The Recession Foretold: von Hoffman in 2005 on the Housing Bubble’s Effects

Arlington, VT: Early Spring by the Battenkill 4/24/11

Back in the days when I regularly read The New York Observer, I looked forward to Nicholas von Hoffman’s columns.  His were essays marked by style, passion and intelligence.

While looking for something else, I found a quotation from a column von Hoffman wrote more than five years ago when the housing bubble was still expanding.  When people say, no one foresaw the bubble’s burst or its effects, they’re wrong.  Others, besides Paul Krugman, did.

Here is von Hoffman in November 2005:

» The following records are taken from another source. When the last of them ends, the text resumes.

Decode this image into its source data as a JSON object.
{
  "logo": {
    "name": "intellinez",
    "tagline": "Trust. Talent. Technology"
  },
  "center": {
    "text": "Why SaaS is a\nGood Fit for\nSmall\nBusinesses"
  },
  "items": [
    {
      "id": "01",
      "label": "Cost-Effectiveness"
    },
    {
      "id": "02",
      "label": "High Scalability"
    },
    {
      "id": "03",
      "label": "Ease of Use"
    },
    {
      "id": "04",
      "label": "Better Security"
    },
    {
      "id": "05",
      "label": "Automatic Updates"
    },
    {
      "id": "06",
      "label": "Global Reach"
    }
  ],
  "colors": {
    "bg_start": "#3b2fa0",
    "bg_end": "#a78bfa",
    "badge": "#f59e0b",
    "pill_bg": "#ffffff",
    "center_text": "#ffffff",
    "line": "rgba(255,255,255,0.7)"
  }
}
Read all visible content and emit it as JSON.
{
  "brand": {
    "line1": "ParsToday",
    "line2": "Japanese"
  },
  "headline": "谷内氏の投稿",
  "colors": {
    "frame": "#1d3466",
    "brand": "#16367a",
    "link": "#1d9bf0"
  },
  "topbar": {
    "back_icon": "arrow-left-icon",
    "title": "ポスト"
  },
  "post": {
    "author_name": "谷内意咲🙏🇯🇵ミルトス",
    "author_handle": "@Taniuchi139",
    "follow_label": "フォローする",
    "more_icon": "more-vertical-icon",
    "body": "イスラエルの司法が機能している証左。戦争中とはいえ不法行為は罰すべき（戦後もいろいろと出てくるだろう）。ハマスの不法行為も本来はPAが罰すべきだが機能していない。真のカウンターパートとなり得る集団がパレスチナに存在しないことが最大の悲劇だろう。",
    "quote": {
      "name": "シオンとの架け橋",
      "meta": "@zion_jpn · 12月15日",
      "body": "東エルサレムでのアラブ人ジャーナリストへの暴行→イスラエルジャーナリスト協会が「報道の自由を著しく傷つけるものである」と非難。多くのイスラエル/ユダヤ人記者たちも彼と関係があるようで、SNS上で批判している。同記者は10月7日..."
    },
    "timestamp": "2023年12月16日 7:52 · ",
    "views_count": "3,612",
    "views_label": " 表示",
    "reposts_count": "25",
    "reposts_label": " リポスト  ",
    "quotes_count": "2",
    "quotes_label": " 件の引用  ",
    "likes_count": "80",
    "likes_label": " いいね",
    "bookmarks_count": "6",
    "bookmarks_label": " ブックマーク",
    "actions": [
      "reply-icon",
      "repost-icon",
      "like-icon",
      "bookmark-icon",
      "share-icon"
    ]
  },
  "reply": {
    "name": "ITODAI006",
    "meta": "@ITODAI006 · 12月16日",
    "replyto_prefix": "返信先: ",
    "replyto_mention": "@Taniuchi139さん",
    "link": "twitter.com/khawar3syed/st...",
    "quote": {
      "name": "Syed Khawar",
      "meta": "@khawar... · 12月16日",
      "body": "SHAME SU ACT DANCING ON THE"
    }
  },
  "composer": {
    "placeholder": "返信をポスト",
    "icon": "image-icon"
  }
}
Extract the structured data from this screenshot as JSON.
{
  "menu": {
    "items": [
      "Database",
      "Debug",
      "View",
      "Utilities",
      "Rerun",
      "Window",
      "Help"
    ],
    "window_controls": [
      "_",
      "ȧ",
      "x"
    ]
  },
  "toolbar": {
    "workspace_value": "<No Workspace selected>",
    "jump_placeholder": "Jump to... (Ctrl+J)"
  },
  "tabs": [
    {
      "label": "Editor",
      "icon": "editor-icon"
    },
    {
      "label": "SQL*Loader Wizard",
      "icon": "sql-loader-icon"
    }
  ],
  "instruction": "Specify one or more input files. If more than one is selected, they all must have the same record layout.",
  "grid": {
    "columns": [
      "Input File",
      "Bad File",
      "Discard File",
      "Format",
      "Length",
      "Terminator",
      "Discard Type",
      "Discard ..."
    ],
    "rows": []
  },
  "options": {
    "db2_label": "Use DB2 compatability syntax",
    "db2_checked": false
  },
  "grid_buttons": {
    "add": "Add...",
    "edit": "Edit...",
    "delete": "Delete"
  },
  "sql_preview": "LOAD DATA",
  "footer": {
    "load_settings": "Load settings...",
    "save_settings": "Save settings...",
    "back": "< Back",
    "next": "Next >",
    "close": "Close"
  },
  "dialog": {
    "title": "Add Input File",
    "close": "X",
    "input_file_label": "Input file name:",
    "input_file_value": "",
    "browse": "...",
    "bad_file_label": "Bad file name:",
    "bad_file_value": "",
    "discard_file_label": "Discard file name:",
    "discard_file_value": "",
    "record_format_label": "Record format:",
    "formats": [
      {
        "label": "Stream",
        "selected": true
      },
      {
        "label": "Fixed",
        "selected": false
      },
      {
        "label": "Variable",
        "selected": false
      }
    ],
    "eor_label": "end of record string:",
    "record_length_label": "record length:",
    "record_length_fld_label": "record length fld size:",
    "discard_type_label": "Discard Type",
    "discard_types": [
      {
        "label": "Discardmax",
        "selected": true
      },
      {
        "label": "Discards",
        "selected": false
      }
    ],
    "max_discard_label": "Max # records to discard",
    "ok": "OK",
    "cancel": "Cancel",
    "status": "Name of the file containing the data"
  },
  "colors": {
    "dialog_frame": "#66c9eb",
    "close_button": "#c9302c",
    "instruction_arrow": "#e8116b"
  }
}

 It is possible that a level real-estate market could trigger a major recession, which will, in its turn, bring real-estate prices further down later on.  Doom or no doom depends on whether or not American prosperity turns on a continuously rising real-estate market.  Retiring Federal Reserve chairman Alan Greenspan has recently published some numbers suggesting it does.  He says that the practice of “cashing out” — that is, refinancing the house every couple of years as its value increases — has given consumers a huge unearned income stream.  His figures tell him that refinancing and home-equity mortgages constitute no less than 7 percent of American disposable income.  In money, that’s an infusion of $600 billion a year, or twice the size of George Bush’s tax cuts.  For that gigantic sum to vanish, real-estate prices don’t have to collapse; all they have to do is stay the same.  If they stay the same, consumer spending shrivels.  Add onto that the rise in the cost of fuel and the continuing flat or slight decline in the line on the graph indicating personal income and voila!  Recession.

 Source:  Nicholas von Hoffman, “Watch The Housing Market, and Fear For Your Country!” New York Observer, November 7, 2005, p. 4.